The black wrought iron bench was placed in the only spot in the park that was never shaded. A fine way to ensure it isn’t overly stressed by the weight of people whose primary exercise is watching others jog. Its placement, however, didn’t deter the birds from decorating it with white polka dots during the spring and fall, and lovely purple ones at the height of summer when the mulberry trees were in full fruit.
Every Thursday Joanne took her brown bag lunch to the park and sat on the stone wall by the brook, watching as the pigeons pecked their way along the path around the lake. Every time a child or jogger whizzed toward the pigeons they flitted off in a panic, eyes wide and wings aflutter. Something about those retarded birds reminded her of her cousin, who panicked in the face of every threat, real or perceived. Sophie had been flighty as a child, but as an adult, she had become unbearable.

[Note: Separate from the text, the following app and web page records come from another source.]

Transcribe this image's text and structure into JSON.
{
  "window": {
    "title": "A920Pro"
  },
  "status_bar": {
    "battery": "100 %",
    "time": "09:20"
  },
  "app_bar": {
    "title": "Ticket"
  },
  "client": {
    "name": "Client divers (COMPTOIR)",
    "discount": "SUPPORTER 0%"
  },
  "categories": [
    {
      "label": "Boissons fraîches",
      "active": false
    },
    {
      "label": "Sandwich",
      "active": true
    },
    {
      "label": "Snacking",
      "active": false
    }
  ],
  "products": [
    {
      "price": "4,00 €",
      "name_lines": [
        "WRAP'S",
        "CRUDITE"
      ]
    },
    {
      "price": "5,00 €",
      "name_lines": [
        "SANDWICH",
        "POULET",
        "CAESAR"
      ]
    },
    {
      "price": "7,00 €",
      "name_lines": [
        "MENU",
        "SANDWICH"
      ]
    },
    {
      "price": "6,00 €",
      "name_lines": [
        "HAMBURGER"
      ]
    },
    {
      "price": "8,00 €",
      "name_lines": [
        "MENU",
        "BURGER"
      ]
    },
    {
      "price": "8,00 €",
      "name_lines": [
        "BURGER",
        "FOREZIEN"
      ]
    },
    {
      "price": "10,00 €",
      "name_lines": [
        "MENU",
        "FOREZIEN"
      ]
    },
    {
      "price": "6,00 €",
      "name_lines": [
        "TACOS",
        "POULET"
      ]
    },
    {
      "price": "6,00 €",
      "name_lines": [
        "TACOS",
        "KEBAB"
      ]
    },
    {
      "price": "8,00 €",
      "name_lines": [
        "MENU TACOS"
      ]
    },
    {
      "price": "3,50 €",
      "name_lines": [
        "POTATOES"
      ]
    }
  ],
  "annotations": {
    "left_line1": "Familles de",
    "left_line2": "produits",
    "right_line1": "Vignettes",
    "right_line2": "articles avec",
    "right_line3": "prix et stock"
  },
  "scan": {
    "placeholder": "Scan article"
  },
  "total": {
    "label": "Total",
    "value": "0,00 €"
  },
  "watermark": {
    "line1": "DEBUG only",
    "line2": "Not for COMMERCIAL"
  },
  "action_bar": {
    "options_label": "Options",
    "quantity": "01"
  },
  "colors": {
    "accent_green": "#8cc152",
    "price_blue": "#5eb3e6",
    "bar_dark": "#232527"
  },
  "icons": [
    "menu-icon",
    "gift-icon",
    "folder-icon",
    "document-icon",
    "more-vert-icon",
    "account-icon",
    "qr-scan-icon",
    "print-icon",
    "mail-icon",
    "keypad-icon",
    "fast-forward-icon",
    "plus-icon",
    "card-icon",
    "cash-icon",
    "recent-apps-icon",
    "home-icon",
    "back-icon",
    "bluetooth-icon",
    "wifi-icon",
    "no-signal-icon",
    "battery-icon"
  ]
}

As children, Joanne had returned to her grandmother’s house one day without Sophie, although the two had left together.
“Where is Sophie?” Grandmother asked while pitting cherries for pie. Joanne shrugged her shoulders and wandered out pet the dog on the front porch.
An hour later, Sophie returned, sweat stains on her shirt, breathing heavily, missing a shoe.
“Lordy mercy! What on earth happened to you?”
Sophie looked her grandmother in the eye and said “Joanne is evil!”
“Oh honey. Now what happened?”
“We were walking home from the Dairy Queen with our ice cream cones, and the dog on Fourth Street started after us – he’d broken his chain".”
“Oh for Pete’s sake, I’m going to give Mary Kate and piece of my mind..”
“And the only way I could get away from him was to climb the stop sign at the corner!”
“I climbed up the stop sign. I sat up on top of it while that durned dog barked at me forever, and Joanne just laughed and pointed and then strolled home!”
As funny as it had been to watch Sophie stranded in an apoplectic fit on top of that stop sign, it hadn’t been worth the caning Joanne had received that evening. Somehow, everything that didn’t go Sophie’s way had been Joanne’s fault. Joanne had just accepted that she was somehow consigned to bear the responsibility for Sophie’s unhappiness. She listened to Sophie whine, accepted blame from others when things went wrong, and even allowed herself into being intimidated into foolish schemes that Sophie insisted were the best idea since sliced bread.
Until the day that Sophie called Joanne to complain bitterly about her father, who’d had the gall to require surgery the Friday before she and her husband were planning to leave on vacation.
“Sophie, I don’t want to hear it. You should be kissing his ever-lovin’ ass for all the things he has done for you. If it weren’t for him you’d be a drug addict living out your last days on the mean streets of Chicago, finally resting in the morgue tagged as Jane Doe. He has bailed you out of jail, sat by your hospital bed while you recovered from that horrid accident, and given you part ownership of his business, even though you’ve never shown an ounce of common sense!”
Sophie had flitted off, eyes wide, wings aflutter. And Grandmother had asked Joanne “What did you do?!?”